WHAT NEEDS TO BE DONE: Down to the last line, set down the material below exactly; skip the pictures.

[[ SUPPLIED DATA, beginning ]]

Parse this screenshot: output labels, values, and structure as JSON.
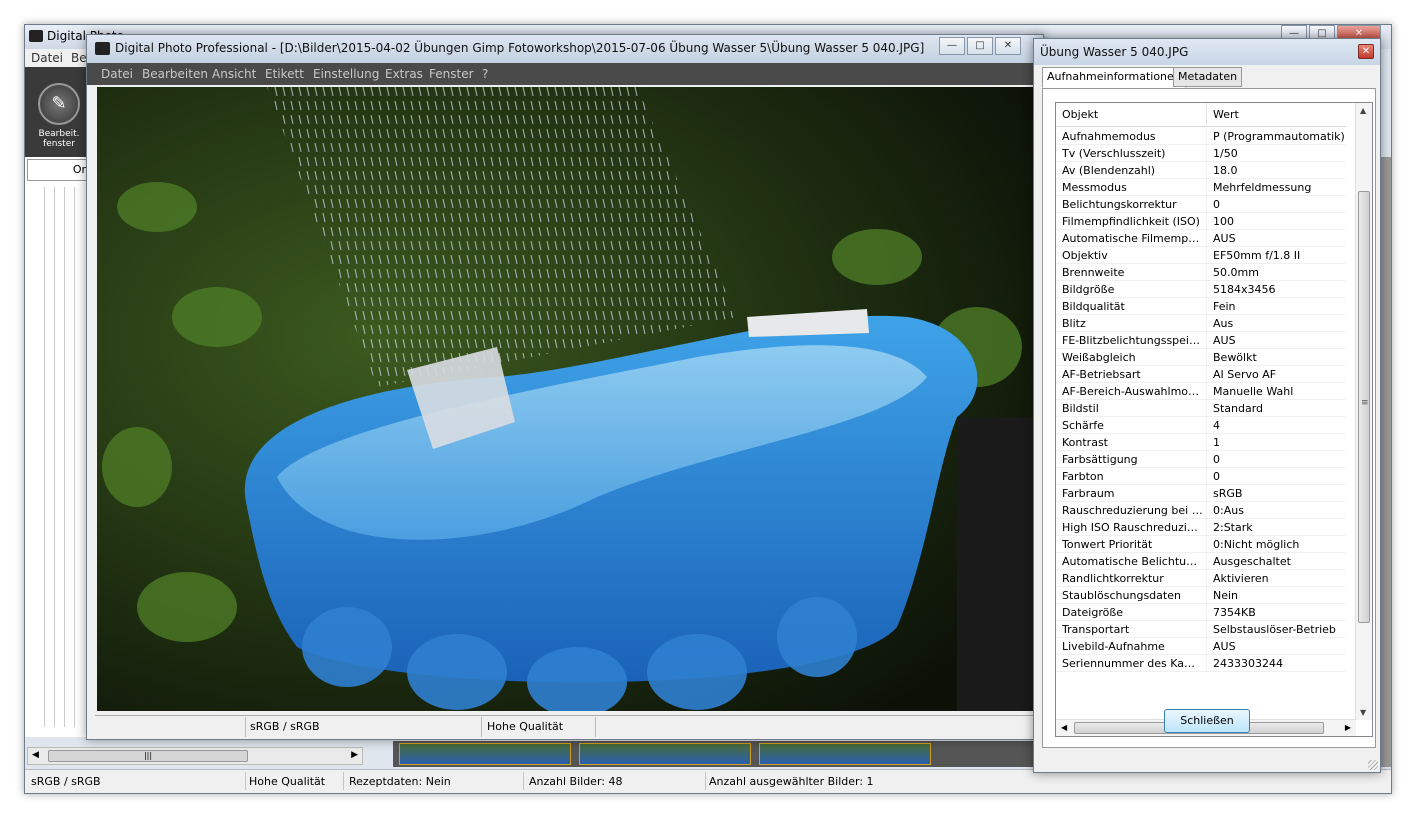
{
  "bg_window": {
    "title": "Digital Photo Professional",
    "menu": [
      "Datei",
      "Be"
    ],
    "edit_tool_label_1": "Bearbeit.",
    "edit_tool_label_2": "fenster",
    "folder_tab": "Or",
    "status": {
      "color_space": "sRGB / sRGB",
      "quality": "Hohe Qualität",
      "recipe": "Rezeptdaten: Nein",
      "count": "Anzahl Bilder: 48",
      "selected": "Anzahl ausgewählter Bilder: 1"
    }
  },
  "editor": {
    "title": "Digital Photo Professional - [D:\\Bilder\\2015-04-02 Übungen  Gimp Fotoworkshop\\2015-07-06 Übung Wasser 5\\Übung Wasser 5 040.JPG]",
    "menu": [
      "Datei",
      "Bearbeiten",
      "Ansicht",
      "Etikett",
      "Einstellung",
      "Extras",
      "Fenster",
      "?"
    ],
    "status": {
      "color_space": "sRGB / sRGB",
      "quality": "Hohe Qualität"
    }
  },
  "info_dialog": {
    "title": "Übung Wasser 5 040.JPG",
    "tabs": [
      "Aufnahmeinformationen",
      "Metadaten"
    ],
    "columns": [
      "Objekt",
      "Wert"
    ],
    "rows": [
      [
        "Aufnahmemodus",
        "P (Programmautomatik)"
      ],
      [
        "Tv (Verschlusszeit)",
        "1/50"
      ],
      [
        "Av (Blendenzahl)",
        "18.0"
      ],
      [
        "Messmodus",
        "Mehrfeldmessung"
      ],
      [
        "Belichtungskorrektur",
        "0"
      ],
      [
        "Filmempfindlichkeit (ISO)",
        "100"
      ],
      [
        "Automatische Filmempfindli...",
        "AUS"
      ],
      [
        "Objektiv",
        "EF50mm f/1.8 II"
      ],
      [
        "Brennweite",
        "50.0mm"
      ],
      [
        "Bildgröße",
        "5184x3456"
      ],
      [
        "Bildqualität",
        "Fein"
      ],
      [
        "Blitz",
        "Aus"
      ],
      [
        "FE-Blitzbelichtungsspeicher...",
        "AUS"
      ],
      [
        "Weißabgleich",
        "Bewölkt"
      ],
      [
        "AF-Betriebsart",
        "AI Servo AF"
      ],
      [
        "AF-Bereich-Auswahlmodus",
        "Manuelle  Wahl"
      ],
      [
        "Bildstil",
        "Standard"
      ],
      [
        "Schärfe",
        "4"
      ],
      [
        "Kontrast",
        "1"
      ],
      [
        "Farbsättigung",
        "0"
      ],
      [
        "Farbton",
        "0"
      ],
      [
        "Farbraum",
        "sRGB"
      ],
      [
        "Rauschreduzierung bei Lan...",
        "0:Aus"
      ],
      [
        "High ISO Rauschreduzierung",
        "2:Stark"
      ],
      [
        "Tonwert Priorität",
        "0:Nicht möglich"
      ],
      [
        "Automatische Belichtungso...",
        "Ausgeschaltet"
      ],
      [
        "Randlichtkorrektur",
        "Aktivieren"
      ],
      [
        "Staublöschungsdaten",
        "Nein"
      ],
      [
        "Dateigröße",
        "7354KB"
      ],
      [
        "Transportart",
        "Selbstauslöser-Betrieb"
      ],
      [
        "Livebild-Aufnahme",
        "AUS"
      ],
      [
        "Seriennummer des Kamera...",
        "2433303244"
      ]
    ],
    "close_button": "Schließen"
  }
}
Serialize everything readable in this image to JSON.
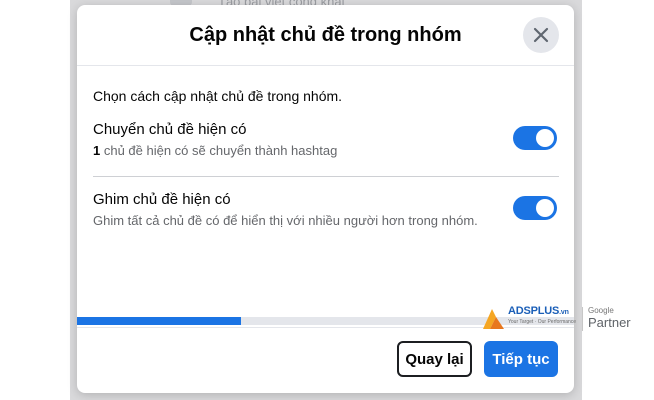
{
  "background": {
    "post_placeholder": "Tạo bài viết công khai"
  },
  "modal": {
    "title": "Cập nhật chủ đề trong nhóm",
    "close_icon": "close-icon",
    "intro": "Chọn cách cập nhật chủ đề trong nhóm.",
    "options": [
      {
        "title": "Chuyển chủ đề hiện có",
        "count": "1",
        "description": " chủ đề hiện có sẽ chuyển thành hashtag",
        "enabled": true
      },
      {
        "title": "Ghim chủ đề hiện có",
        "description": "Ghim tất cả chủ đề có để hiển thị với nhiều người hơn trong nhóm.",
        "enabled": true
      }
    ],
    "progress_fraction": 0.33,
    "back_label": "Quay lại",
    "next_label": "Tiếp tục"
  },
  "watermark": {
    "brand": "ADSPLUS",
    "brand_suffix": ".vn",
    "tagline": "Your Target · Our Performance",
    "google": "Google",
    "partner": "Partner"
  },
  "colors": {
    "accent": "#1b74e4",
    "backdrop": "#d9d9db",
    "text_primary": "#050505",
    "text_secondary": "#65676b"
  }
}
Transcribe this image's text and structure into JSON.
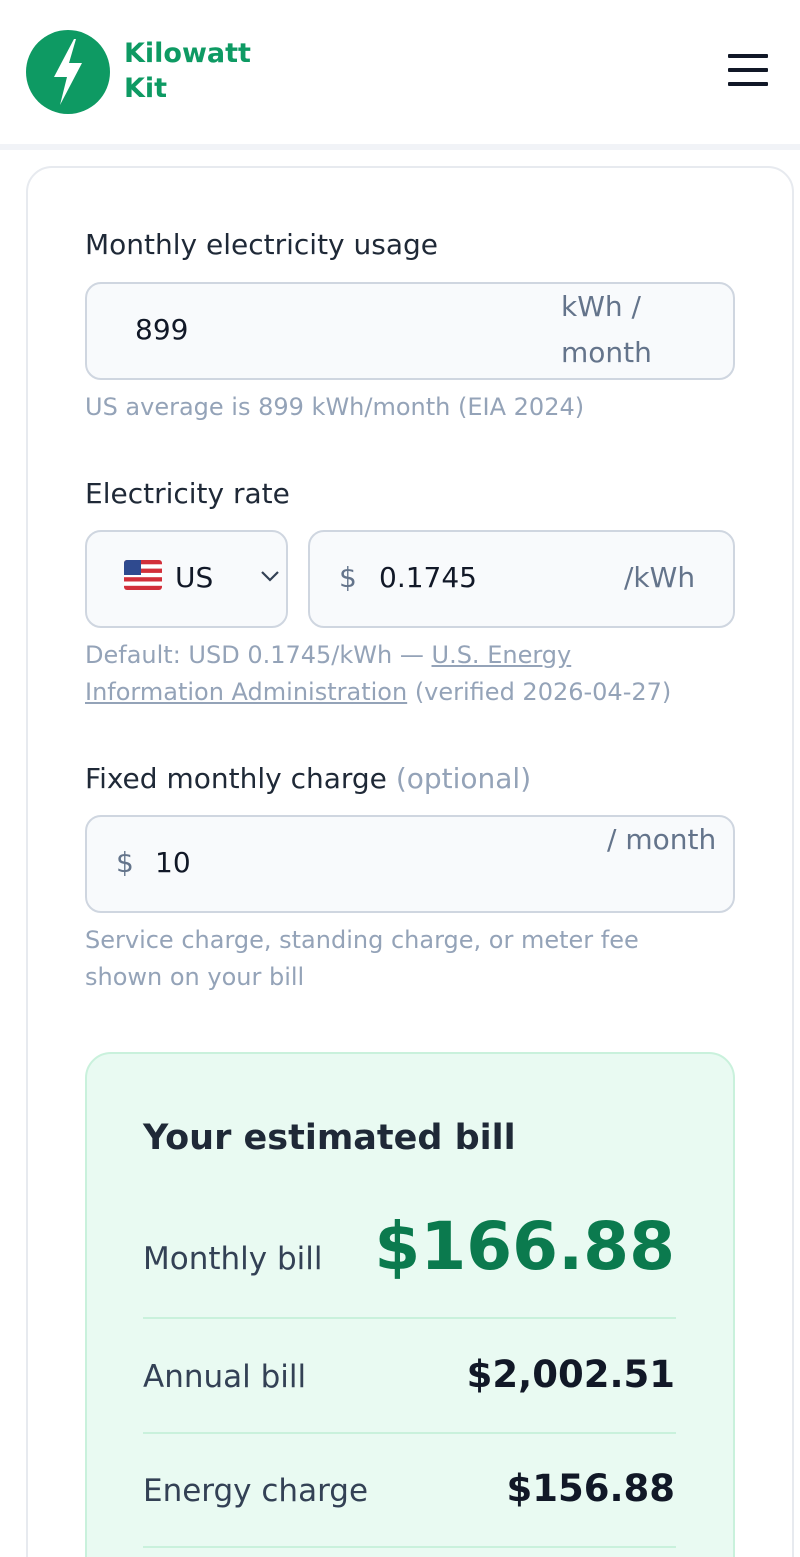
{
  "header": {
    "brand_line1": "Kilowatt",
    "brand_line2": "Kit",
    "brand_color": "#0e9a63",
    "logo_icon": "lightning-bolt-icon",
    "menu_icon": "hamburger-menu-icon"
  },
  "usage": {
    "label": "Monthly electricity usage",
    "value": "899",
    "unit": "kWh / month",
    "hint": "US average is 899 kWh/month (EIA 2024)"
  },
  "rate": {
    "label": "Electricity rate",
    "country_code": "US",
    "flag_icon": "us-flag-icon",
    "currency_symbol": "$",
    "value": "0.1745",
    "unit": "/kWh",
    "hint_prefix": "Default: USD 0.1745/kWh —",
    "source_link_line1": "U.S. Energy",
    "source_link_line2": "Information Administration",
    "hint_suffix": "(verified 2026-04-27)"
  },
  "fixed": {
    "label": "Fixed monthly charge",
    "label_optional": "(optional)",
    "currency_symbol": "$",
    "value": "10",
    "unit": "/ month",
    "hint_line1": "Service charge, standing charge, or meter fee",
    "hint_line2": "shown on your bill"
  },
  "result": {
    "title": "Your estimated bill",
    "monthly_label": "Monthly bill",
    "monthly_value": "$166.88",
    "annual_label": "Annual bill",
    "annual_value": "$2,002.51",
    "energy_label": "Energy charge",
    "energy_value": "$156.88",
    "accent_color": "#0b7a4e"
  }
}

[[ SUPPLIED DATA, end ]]

COMPLETED EXERCISE:
Parse this screenshot: output labels, values, and structure as JSON.
{
  "bg_window": {
    "title": "Digital Photo Professional",
    "menu": [
      "Datei",
      "Be"
    ],
    "edit_tool_label_1": "Bearbeit.",
    "edit_tool_label_2": "fenster",
    "folder_tab": "Or",
    "status": {
      "color_space": "sRGB / sRGB",
      "quality": "Hohe Qualität",
      "recipe": "Rezeptdaten: Nein",
      "count": "Anzahl Bilder: 48",
      "selected": "Anzahl ausgewählter Bilder: 1"
    }
  },
  "editor": {
    "title": "Digital Photo Professional - [D:\\Bilder\\2015-04-02 Übungen  Gimp Fotoworkshop\\2015-07-06 Übung Wasser 5\\Übung Wasser 5 040.JPG]",
    "menu": [
      "Datei",
      "Bearbeiten",
      "Ansicht",
      "Etikett",
      "Einstellung",
      "Extras",
      "Fenster",
      "?"
    ],
    "status": {
      "color_space": "sRGB / sRGB",
      "quality": "Hohe Qualität"
    }
  },
  "info_dialog": {
    "title": "Übung Wasser 5 040.JPG",
    "tabs": [
      "Aufnahmeinformationen",
      "Metadaten"
    ],
    "columns": [
      "Objekt",
      "Wert"
    ],
    "rows": [
      [
        "Aufnahmemodus",
        "P (Programmautomatik)"
      ],
      [
        "Tv (Verschlusszeit)",
        "1/50"
      ],
      [
        "Av (Blendenzahl)",
        "18.0"
      ],
      [
        "Messmodus",
        "Mehrfeldmessung"
      ],
      [
        "Belichtungskorrektur",
        "0"
      ],
      [
        "Filmempfindlichkeit (ISO)",
        "100"
      ],
      [
        "Automatische Filmempfindli...",
        "AUS"
      ],
      [
        "Objektiv",
        "EF50mm f/1.8 II"
      ],
      [
        "Brennweite",
        "50.0mm"
      ],
      [
        "Bildgröße",
        "5184x3456"
      ],
      [
        "Bildqualität",
        "Fein"
      ],
      [
        "Blitz",
        "Aus"
      ],
      [
        "FE-Blitzbelichtungsspeicher...",
        "AUS"
      ],
      [
        "Weißabgleich",
        "Bewölkt"
      ],
      [
        "AF-Betriebsart",
        "AI Servo AF"
      ],
      [
        "AF-Bereich-Auswahlmodus",
        "Manuelle  Wahl"
      ],
      [
        "Bildstil",
        "Standard"
      ],
      [
        "Schärfe",
        "4"
      ],
      [
        "Kontrast",
        "1"
      ],
      [
        "Farbsättigung",
        "0"
      ],
      [
        "Farbton",
        "0"
      ],
      [
        "Farbraum",
        "sRGB"
      ],
      [
        "Rauschreduzierung bei Lan...",
        "0:Aus"
      ],
      [
        "High ISO Rauschreduzierung",
        "2:Stark"
      ],
      [
        "Tonwert Priorität",
        "0:Nicht möglich"
      ],
      [
        "Automatische Belichtungso...",
        "Ausgeschaltet"
      ],
      [
        "Randlichtkorrektur",
        "Aktivieren"
      ],
      [
        "Staublöschungsdaten",
        "Nein"
      ],
      [
        "Dateigröße",
        "7354KB"
      ],
      [
        "Transportart",
        "Selbstauslöser-Betrieb"
      ],
      [
        "Livebild-Aufnahme",
        "AUS"
      ],
      [
        "Seriennummer des Kamera...",
        "2433303244"
      ]
    ],
    "close_button": "Schließen"
  }
}
Serialize everything readable in this image to JSON.
{
  "background": {
    "post_placeholder": "Tạo bài viết công khai"
  },
  "modal": {
    "title": "Cập nhật chủ đề trong nhóm",
    "close_icon": "close-icon",
    "intro": "Chọn cách cập nhật chủ đề trong nhóm.",
    "options": [
      {
        "title": "Chuyển chủ đề hiện có",
        "count": "1",
        "description": " chủ đề hiện có sẽ chuyển thành hashtag",
        "enabled": true
      },
      {
        "title": "Ghim chủ đề hiện có",
        "description": "Ghim tất cả chủ đề có để hiển thị với nhiều người hơn trong nhóm.",
        "enabled": true
      }
    ],
    "progress_fraction": 0.33,
    "back_label": "Quay lại",
    "next_label": "Tiếp tục"
  },
  "watermark": {
    "brand": "ADSPLUS",
    "brand_suffix": ".vn",
    "tagline": "Your Target · Our Performance",
    "google": "Google",
    "partner": "Partner"
  },
  "colors": {
    "accent": "#1b74e4",
    "backdrop": "#d9d9db",
    "text_primary": "#050505",
    "text_secondary": "#65676b"
  }
}
Transcribe this image's text and structure into JSON.
{
  "header": {
    "brand_line1": "Kilowatt",
    "brand_line2": "Kit",
    "brand_color": "#0e9a63",
    "logo_icon": "lightning-bolt-icon",
    "menu_icon": "hamburger-menu-icon"
  },
  "usage": {
    "label": "Monthly electricity usage",
    "value": "899",
    "unit": "kWh / month",
    "hint": "US average is 899 kWh/month (EIA 2024)"
  },
  "rate": {
    "label": "Electricity rate",
    "country_code": "US",
    "flag_icon": "us-flag-icon",
    "currency_symbol": "$",
    "value": "0.1745",
    "unit": "/kWh",
    "hint_prefix": "Default: USD 0.1745/kWh —",
    "source_link_line1": "U.S. Energy",
    "source_link_line2": "Information Administration",
    "hint_suffix": "(verified 2026-04-27)"
  },
  "fixed": {
    "label": "Fixed monthly charge",
    "label_optional": "(optional)",
    "currency_symbol": "$",
    "value": "10",
    "unit": "/ month",
    "hint_line1": "Service charge, standing charge, or meter fee",
    "hint_line2": "shown on your bill"
  },
  "result": {
    "title": "Your estimated bill",
    "monthly_label": "Monthly bill",
    "monthly_value": "$166.88",
    "annual_label": "Annual bill",
    "annual_value": "$2,002.51",
    "energy_label": "Energy charge",
    "energy_value": "$156.88",
    "accent_color": "#0b7a4e"
  }
}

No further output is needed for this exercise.